* Your instructions: Find every line in the entries that holds the string "Anbieterkontakt" and report it.

* Records for the task:

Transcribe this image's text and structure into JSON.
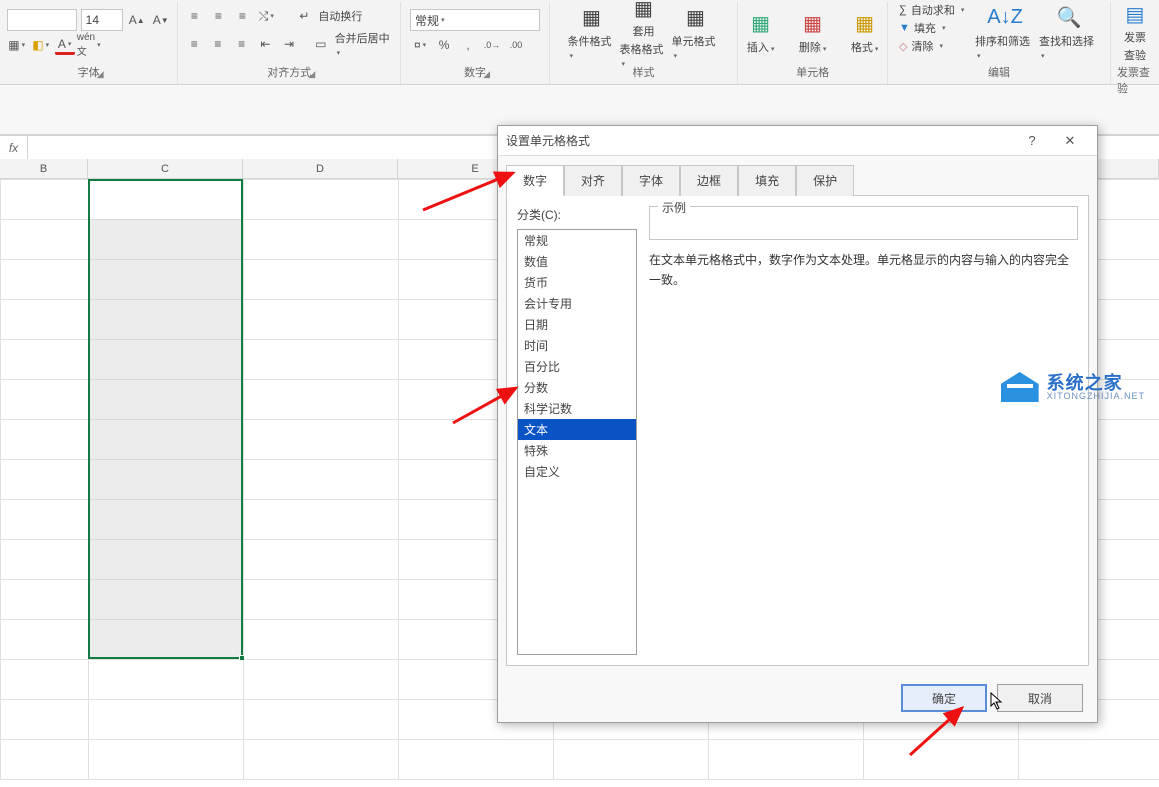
{
  "ribbon": {
    "font_size": "14",
    "groups": {
      "font": "字体",
      "align": "对齐方式",
      "wrap": "自动换行",
      "merge": "合并后居中",
      "numberformat_combo": "常规",
      "number": "数字",
      "cond_fmt_top": "条件格式",
      "cond_fmt_bot": "",
      "table_fmt_top": "套用",
      "table_fmt_bot": "表格格式",
      "cell_fmt_top": "单元格式",
      "cell_fmt_bot": "",
      "styles": "样式",
      "insert": "插入",
      "delete": "删除",
      "format": "格式",
      "cells": "单元格",
      "autosum": "自动求和",
      "fill": "填充",
      "clear": "清除",
      "sortfilter": "排序和筛选",
      "findselect": "查找和选择",
      "editing": "编辑",
      "invoice_top": "发票",
      "invoice_bot": "查验",
      "invoice_grp": "发票查验"
    }
  },
  "columns": [
    "B",
    "C",
    "D",
    "E"
  ],
  "dialog": {
    "title": "设置单元格格式",
    "tabs": [
      "数字",
      "对齐",
      "字体",
      "边框",
      "填充",
      "保护"
    ],
    "category_label": "分类(C):",
    "categories": [
      "常规",
      "数值",
      "货币",
      "会计专用",
      "日期",
      "时间",
      "百分比",
      "分数",
      "科学记数",
      "文本",
      "特殊",
      "自定义"
    ],
    "selected_category": "文本",
    "sample_label": "示例",
    "description": "在文本单元格格式中，数字作为文本处理。单元格显示的内容与输入的内容完全一致。",
    "ok": "确定",
    "cancel": "取消"
  },
  "logo": {
    "cn": "系统之家",
    "en": "XITONGZHIJIA.NET"
  }
}
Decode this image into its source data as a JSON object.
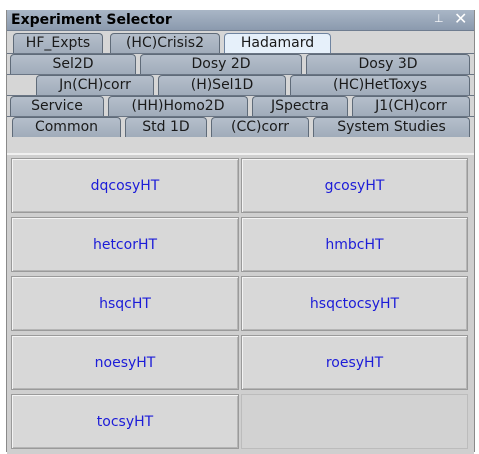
{
  "window": {
    "title": "Experiment Selector",
    "pin_glyph": "⊥",
    "close_glyph": "✕",
    "icons": [
      "pin-icon",
      "close-icon"
    ]
  },
  "tabs": {
    "rows": [
      [
        "HF_Expts",
        "(HC)Crisis2",
        "Hadamard"
      ],
      [
        "Sel2D",
        "Dosy 2D",
        "Dosy 3D"
      ],
      [
        "Jn(CH)corr",
        "(H)Sel1D",
        "(HC)HetToxys"
      ],
      [
        "Service",
        "(HH)Homo2D",
        "JSpectra",
        "J1(CH)corr"
      ],
      [
        "Common",
        "Std 1D",
        "(CC)corr",
        "System Studies"
      ]
    ],
    "selected": "Hadamard"
  },
  "experiments": [
    "dqcosyHT",
    "gcosyHT",
    "hetcorHT",
    "hmbcHT",
    "hsqcHT",
    "hsqctocsyHT",
    "noesyHT",
    "roesyHT",
    "tocsyHT"
  ],
  "colors": {
    "button_text": "#1c1cd8",
    "tab_bg": "#a6b2c0",
    "selected_tab_bg": "#e6f0fa",
    "title_bar": "#9aa8ba"
  }
}
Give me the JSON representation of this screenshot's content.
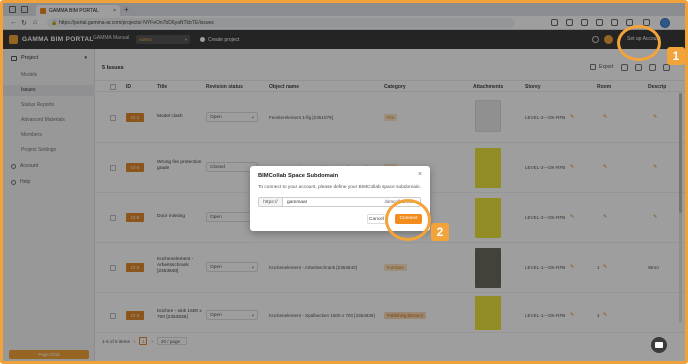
{
  "browser": {
    "tab_title": "GAMMA BIM PORTAL",
    "tab_close": "×",
    "new_tab": "+",
    "url": "https://portal.gamma-ar.com/projects/-NYFeOn7bD6yaNTkbTE/issues"
  },
  "header": {
    "brand": "GAMMA BIM PORTAL",
    "project_selector": "GAMMA Manual",
    "role_badge": "Admin",
    "create_project": "Create project",
    "setup_account": "Set up Account"
  },
  "sidebar": {
    "project_label": "Project",
    "items": [
      {
        "label": "Models"
      },
      {
        "label": "Issues"
      },
      {
        "label": "Status Reports"
      },
      {
        "label": "Advanced Materials"
      },
      {
        "label": "Members"
      },
      {
        "label": "Project Settings"
      }
    ],
    "account": "Account",
    "help": "Help",
    "footer": "Page Chat"
  },
  "main": {
    "issues_count": "5 Issues",
    "export": "Export",
    "columns": [
      "ID",
      "Title",
      "Revision status",
      "Object name",
      "Category",
      "Attachments",
      "Storey",
      "Room",
      "Descrip"
    ],
    "rows": [
      {
        "id": "CI-1",
        "title": "Model clash",
        "status": "Open",
        "object": "Fensterelement 1-flg [2351079]",
        "category": "Fire",
        "storey": "LEVEL-2---OK-RFB",
        "room": "",
        "desc": ""
      },
      {
        "id": "CI-4",
        "title": "Wrong fire protection grade",
        "status": "Closed",
        "object": "T30-RS-1 - Rahmentür Richtung/ T30 [2336453]",
        "category": "Fire",
        "storey": "LEVEL-2---OK-RFB",
        "room": "",
        "desc": ""
      },
      {
        "id": "CI-5",
        "title": "Door missing",
        "status": "Open",
        "object": "",
        "category": "",
        "storey": "LEVEL-2---OK-RFB",
        "room": "",
        "desc": ""
      },
      {
        "id": "CI-2",
        "title": "Küchenelement - Arbeitsschrank [2353640]",
        "status": "Open",
        "object": "Küchenelement - Arbeitsschrank [2353640]",
        "category": "Furniture",
        "storey": "LEVEL-1---OK-RFB",
        "room": "1",
        "desc": "Wron"
      },
      {
        "id": "CI-3",
        "title": "Küchen - sink 1500 x 700 [2353836]",
        "status": "Open",
        "object": "Küchenelement - Spülbecken 1500 x 700 [2353836]",
        "category": "Publishing Element",
        "storey": "LEVEL-1---OK-RFB",
        "room": "4",
        "desc": ""
      }
    ],
    "pager_range": "1-5 of 5 items",
    "page": "1",
    "per_page": "20 / page"
  },
  "modal": {
    "title": "BIMCollab Space Subdomain",
    "close": "×",
    "text": "To connect to your account, please define your BIMCollab space subdomain.",
    "prefix": "https://",
    "value": "gammaar",
    "suffix": ".bimcollab.com",
    "cancel": "Cancel",
    "connect": "Connect"
  },
  "annotations": [
    "1",
    "2"
  ],
  "colors": {
    "accent": "#f2a33a",
    "header_bg": "#3b3b3b",
    "id_tag": "#e08a2e"
  }
}
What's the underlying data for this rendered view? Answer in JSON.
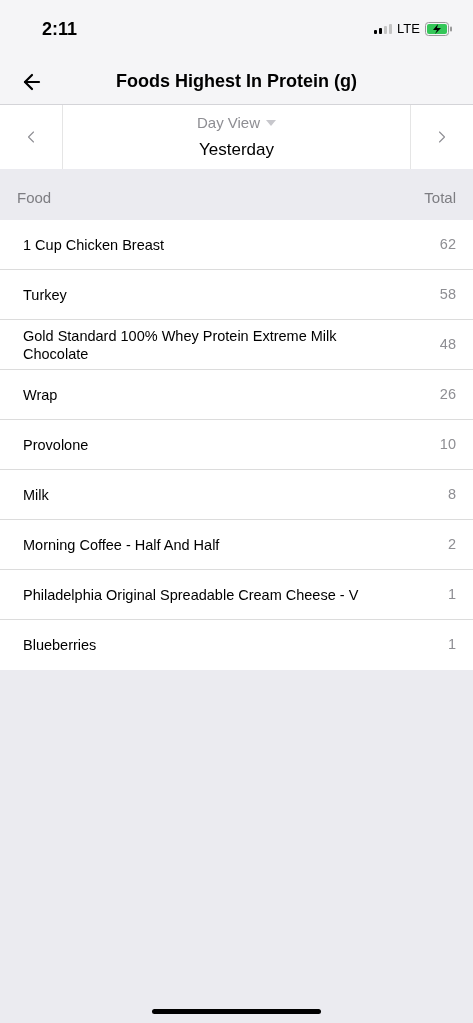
{
  "status_bar": {
    "time": "2:11",
    "network": "LTE"
  },
  "nav": {
    "title": "Foods Highest In Protein (g)"
  },
  "date_selector": {
    "view": "Day View",
    "date": "Yesterday"
  },
  "table": {
    "columns": [
      "Food",
      "Total"
    ],
    "rows": [
      {
        "food": "1 Cup Chicken Breast",
        "total": "62"
      },
      {
        "food": "Turkey",
        "total": "58"
      },
      {
        "food": "Gold Standard 100% Whey Protein Extreme Milk Chocolate",
        "total": "48"
      },
      {
        "food": "Wrap",
        "total": "26"
      },
      {
        "food": "Provolone",
        "total": "10"
      },
      {
        "food": "Milk",
        "total": "8"
      },
      {
        "food": "Morning Coffee - Half And Half",
        "total": "2"
      },
      {
        "food": "Philadelphia Original Spreadable Cream Cheese - V",
        "total": "1"
      },
      {
        "food": "Blueberries",
        "total": "1"
      }
    ]
  }
}
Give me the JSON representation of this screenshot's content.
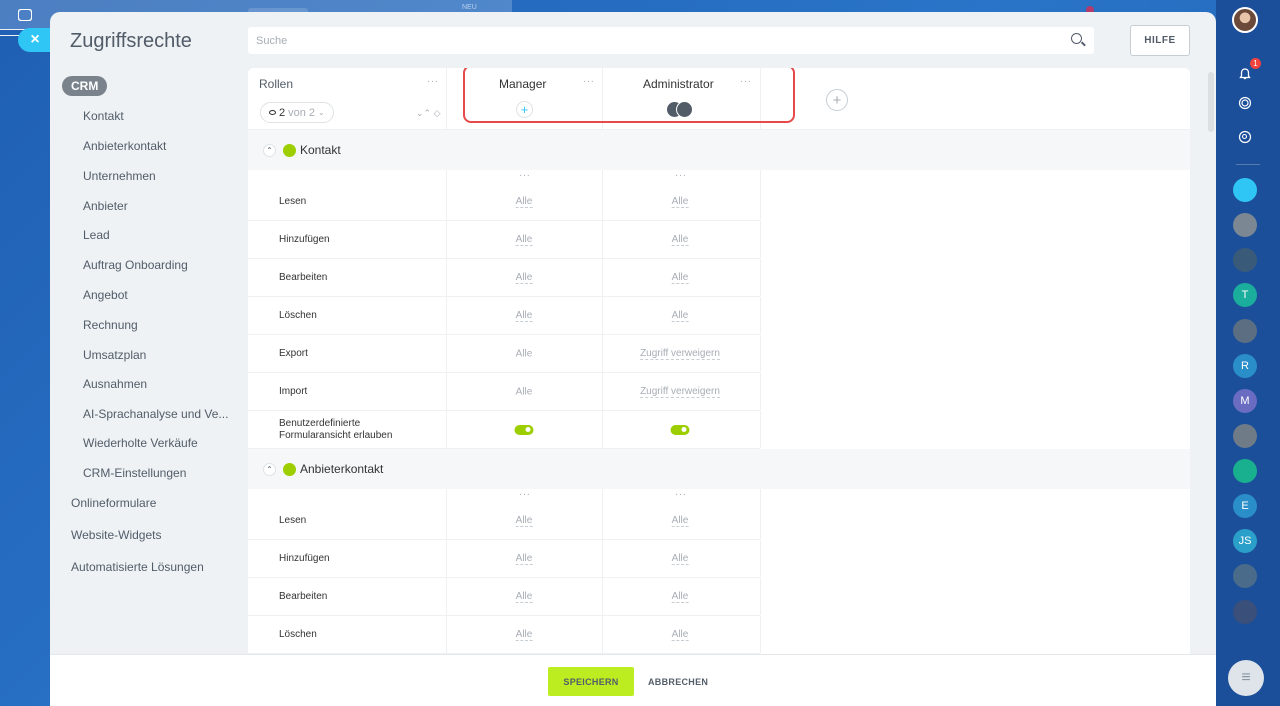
{
  "panel": {
    "title": "Zugriffsrechte",
    "search_placeholder": "Suche",
    "help_label": "HILFE"
  },
  "nav": {
    "crm_label": "CRM",
    "items": [
      "Kontakt",
      "Anbieterkontakt",
      "Unternehmen",
      "Anbieter",
      "Lead",
      "Auftrag Onboarding",
      "Angebot",
      "Rechnung",
      "Umsatzplan",
      "Ausnahmen",
      "AI-Sprachanalyse und Ve...",
      "Wiederholte Verkäufe",
      "CRM-Einstellungen"
    ],
    "top_items": [
      "Onlineformulare",
      "Website-Widgets",
      "Automatisierte Lösungen"
    ]
  },
  "table": {
    "roles_header": "Rollen",
    "role_count_current": "2",
    "role_count_rest": "von 2",
    "roles": [
      "Manager",
      "Administrator"
    ],
    "sections": [
      {
        "name": "Kontakt",
        "rows": [
          {
            "label": "Lesen",
            "manager": "Alle",
            "admin": "Alle"
          },
          {
            "label": "Hinzufügen",
            "manager": "Alle",
            "admin": "Alle"
          },
          {
            "label": "Bearbeiten",
            "manager": "Alle",
            "admin": "Alle"
          },
          {
            "label": "Löschen",
            "manager": "Alle",
            "admin": "Alle"
          },
          {
            "label": "Export",
            "manager": "Alle",
            "admin": "Zugriff verweigern"
          },
          {
            "label": "Import",
            "manager": "Alle",
            "admin": "Zugriff verweigern"
          },
          {
            "label": "Benutzerdefinierte Formularansicht erlauben",
            "manager": "toggle-on",
            "admin": "toggle-on"
          }
        ]
      },
      {
        "name": "Anbieterkontakt",
        "rows": [
          {
            "label": "Lesen",
            "manager": "Alle",
            "admin": "Alle"
          },
          {
            "label": "Hinzufügen",
            "manager": "Alle",
            "admin": "Alle"
          },
          {
            "label": "Bearbeiten",
            "manager": "Alle",
            "admin": "Alle"
          },
          {
            "label": "Löschen",
            "manager": "Alle",
            "admin": "Alle"
          }
        ]
      }
    ]
  },
  "footer": {
    "save_label": "SPEICHERN",
    "cancel_label": "ABBRECHEN"
  },
  "background": {
    "neu_label": "NEU",
    "notifications_badge": "1"
  },
  "colors": {
    "accent_green": "#bbed21",
    "toggle_green": "#9dcf00",
    "highlight_red": "#e5494a",
    "close_blue": "#2fc6f6"
  }
}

* Solution below:
      "Anbieterkontakt",
        "name": "Anbieterkontakt",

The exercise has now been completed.